In Adventure, snowshoeing, Winter Sports by Aaron KindallLeave a Comment

Well, whether you are ready or not, it’s that time of year again…

The time of year when the holidays approach, the leaves change to vibrant colors of orange, yellow , and red.  Temperatures drop, and inevitably the snow comes, and if last year was any indication of what we’ll see this year then we are in for another winter of heavy snowfall.  To some this may be discouraging, come across as a disappointment however we have just the activity to heal your troubled mind and aching heart.

Winter offers an abundance of activities to get you outdoors and into the back-country.  And out of all of them, Nordic skiing, snowboarding, snowmobiling, etc. we suggest giving snowshoeing a shot (unintended tongue twister there).  If you are an avid hiker or backpacker like us, and love getting off the beaten path in search of mind bending scenery and heavy doses of solitude, then we’re pretty confident that snowshoeing is the cure for your winter ails.

What follows is more of beginners guide to get you out and going, hitting some of the high points that will ensure you have a successful and enjoyable time. If you have more questions after reading please contact us via our contact page and we’ll get back to you right away.


Similar to any other sport or outdoor activity water consumption cannot be overlooked. As you will see below, maybe even more so when it comes to snowshoeing.  A good rule of thumb to combat dehydration through the inevitable perspiration fest that is about to occur is to start hydrating the evening before, perhaps a full day before.

Consider this when contemplating water intake before any activity:

  • 60% of your total body weight is water
  • 75% of your muscles is water
  • Water protects and cushions vital organs
  • Aids in digestion

Dependent on your comfort level and experience with hydration techniques, I’d recommend getting in at least a half gallon (2 liters) of water in you by the time you are ready to turn in for the night.  I’m not a big fan of water first thing in the morning, just doesn’t taste right and I need something in my stomach before I start pounding my hydrogen and oxygen concoction.  After breakfast I’ll begin the water cycle slowly, and start with one water bottle, slowly taking sips, working to consume at least one liter (on average 2, 17 oz. water bottles) by the time I’m ready to pull off the road and strap on the shoes.

You may be making a pit stop or two before you hit the trail, and even a few more along the way, but this will  ensure that you’ve done more than your part to combat dehydration.  As with anything strenuous endeavor performance is key and that starts with something as simple as increasing your water intake prior and during an activity.

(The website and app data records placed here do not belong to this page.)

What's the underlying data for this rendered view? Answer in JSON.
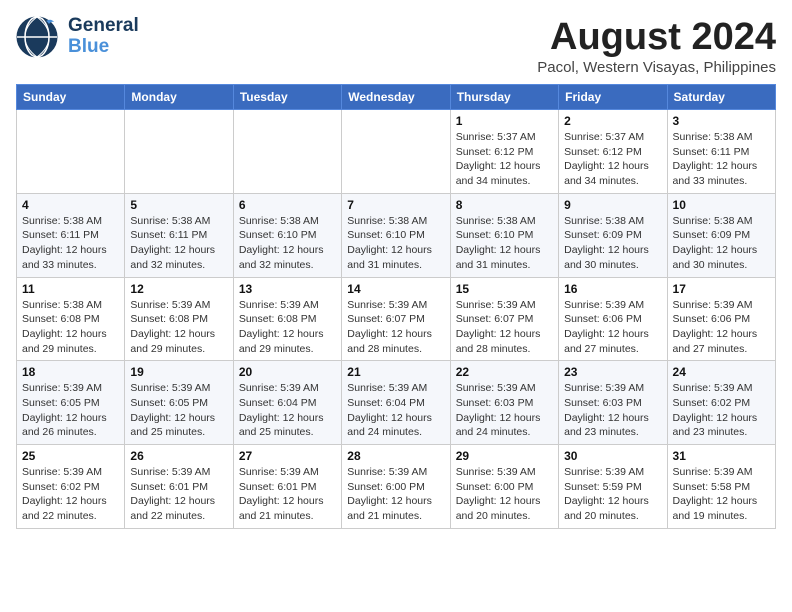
{
  "logo": {
    "general": "General",
    "blue": "Blue"
  },
  "title": "August 2024",
  "subtitle": "Pacol, Western Visayas, Philippines",
  "days_of_week": [
    "Sunday",
    "Monday",
    "Tuesday",
    "Wednesday",
    "Thursday",
    "Friday",
    "Saturday"
  ],
  "weeks": [
    [
      {
        "day": "",
        "info": ""
      },
      {
        "day": "",
        "info": ""
      },
      {
        "day": "",
        "info": ""
      },
      {
        "day": "",
        "info": ""
      },
      {
        "day": "1",
        "info": "Sunrise: 5:37 AM\nSunset: 6:12 PM\nDaylight: 12 hours\nand 34 minutes."
      },
      {
        "day": "2",
        "info": "Sunrise: 5:37 AM\nSunset: 6:12 PM\nDaylight: 12 hours\nand 34 minutes."
      },
      {
        "day": "3",
        "info": "Sunrise: 5:38 AM\nSunset: 6:11 PM\nDaylight: 12 hours\nand 33 minutes."
      }
    ],
    [
      {
        "day": "4",
        "info": "Sunrise: 5:38 AM\nSunset: 6:11 PM\nDaylight: 12 hours\nand 33 minutes."
      },
      {
        "day": "5",
        "info": "Sunrise: 5:38 AM\nSunset: 6:11 PM\nDaylight: 12 hours\nand 32 minutes."
      },
      {
        "day": "6",
        "info": "Sunrise: 5:38 AM\nSunset: 6:10 PM\nDaylight: 12 hours\nand 32 minutes."
      },
      {
        "day": "7",
        "info": "Sunrise: 5:38 AM\nSunset: 6:10 PM\nDaylight: 12 hours\nand 31 minutes."
      },
      {
        "day": "8",
        "info": "Sunrise: 5:38 AM\nSunset: 6:10 PM\nDaylight: 12 hours\nand 31 minutes."
      },
      {
        "day": "9",
        "info": "Sunrise: 5:38 AM\nSunset: 6:09 PM\nDaylight: 12 hours\nand 30 minutes."
      },
      {
        "day": "10",
        "info": "Sunrise: 5:38 AM\nSunset: 6:09 PM\nDaylight: 12 hours\nand 30 minutes."
      }
    ],
    [
      {
        "day": "11",
        "info": "Sunrise: 5:38 AM\nSunset: 6:08 PM\nDaylight: 12 hours\nand 29 minutes."
      },
      {
        "day": "12",
        "info": "Sunrise: 5:39 AM\nSunset: 6:08 PM\nDaylight: 12 hours\nand 29 minutes."
      },
      {
        "day": "13",
        "info": "Sunrise: 5:39 AM\nSunset: 6:08 PM\nDaylight: 12 hours\nand 29 minutes."
      },
      {
        "day": "14",
        "info": "Sunrise: 5:39 AM\nSunset: 6:07 PM\nDaylight: 12 hours\nand 28 minutes."
      },
      {
        "day": "15",
        "info": "Sunrise: 5:39 AM\nSunset: 6:07 PM\nDaylight: 12 hours\nand 28 minutes."
      },
      {
        "day": "16",
        "info": "Sunrise: 5:39 AM\nSunset: 6:06 PM\nDaylight: 12 hours\nand 27 minutes."
      },
      {
        "day": "17",
        "info": "Sunrise: 5:39 AM\nSunset: 6:06 PM\nDaylight: 12 hours\nand 27 minutes."
      }
    ],
    [
      {
        "day": "18",
        "info": "Sunrise: 5:39 AM\nSunset: 6:05 PM\nDaylight: 12 hours\nand 26 minutes."
      },
      {
        "day": "19",
        "info": "Sunrise: 5:39 AM\nSunset: 6:05 PM\nDaylight: 12 hours\nand 25 minutes."
      },
      {
        "day": "20",
        "info": "Sunrise: 5:39 AM\nSunset: 6:04 PM\nDaylight: 12 hours\nand 25 minutes."
      },
      {
        "day": "21",
        "info": "Sunrise: 5:39 AM\nSunset: 6:04 PM\nDaylight: 12 hours\nand 24 minutes."
      },
      {
        "day": "22",
        "info": "Sunrise: 5:39 AM\nSunset: 6:03 PM\nDaylight: 12 hours\nand 24 minutes."
      },
      {
        "day": "23",
        "info": "Sunrise: 5:39 AM\nSunset: 6:03 PM\nDaylight: 12 hours\nand 23 minutes."
      },
      {
        "day": "24",
        "info": "Sunrise: 5:39 AM\nSunset: 6:02 PM\nDaylight: 12 hours\nand 23 minutes."
      }
    ],
    [
      {
        "day": "25",
        "info": "Sunrise: 5:39 AM\nSunset: 6:02 PM\nDaylight: 12 hours\nand 22 minutes."
      },
      {
        "day": "26",
        "info": "Sunrise: 5:39 AM\nSunset: 6:01 PM\nDaylight: 12 hours\nand 22 minutes."
      },
      {
        "day": "27",
        "info": "Sunrise: 5:39 AM\nSunset: 6:01 PM\nDaylight: 12 hours\nand 21 minutes."
      },
      {
        "day": "28",
        "info": "Sunrise: 5:39 AM\nSunset: 6:00 PM\nDaylight: 12 hours\nand 21 minutes."
      },
      {
        "day": "29",
        "info": "Sunrise: 5:39 AM\nSunset: 6:00 PM\nDaylight: 12 hours\nand 20 minutes."
      },
      {
        "day": "30",
        "info": "Sunrise: 5:39 AM\nSunset: 5:59 PM\nDaylight: 12 hours\nand 20 minutes."
      },
      {
        "day": "31",
        "info": "Sunrise: 5:39 AM\nSunset: 5:58 PM\nDaylight: 12 hours\nand 19 minutes."
      }
    ]
  ]
}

Now if you want to take this up a notch, you can look at adding electrolytes into your performance regimen.  I’ll do this along the trail, adding in a flavored electrolyte based tablet to dissolve in my water, or by simply mixing in Gatorade 1 to 1 with my water (this is a great option that also helps to stave off the thought of drinking copious amounts of plain old water).  Not to mention, just adding in a Propel or Gatorade packet to your water is convenient, light, and tasty so kick it up a notch with a little flavor and some energy inducing, lactic acid buffering agents!

Share This:

Leave a Comment

This site uses Akismet to reduce spam. Learn how your comment data is processed.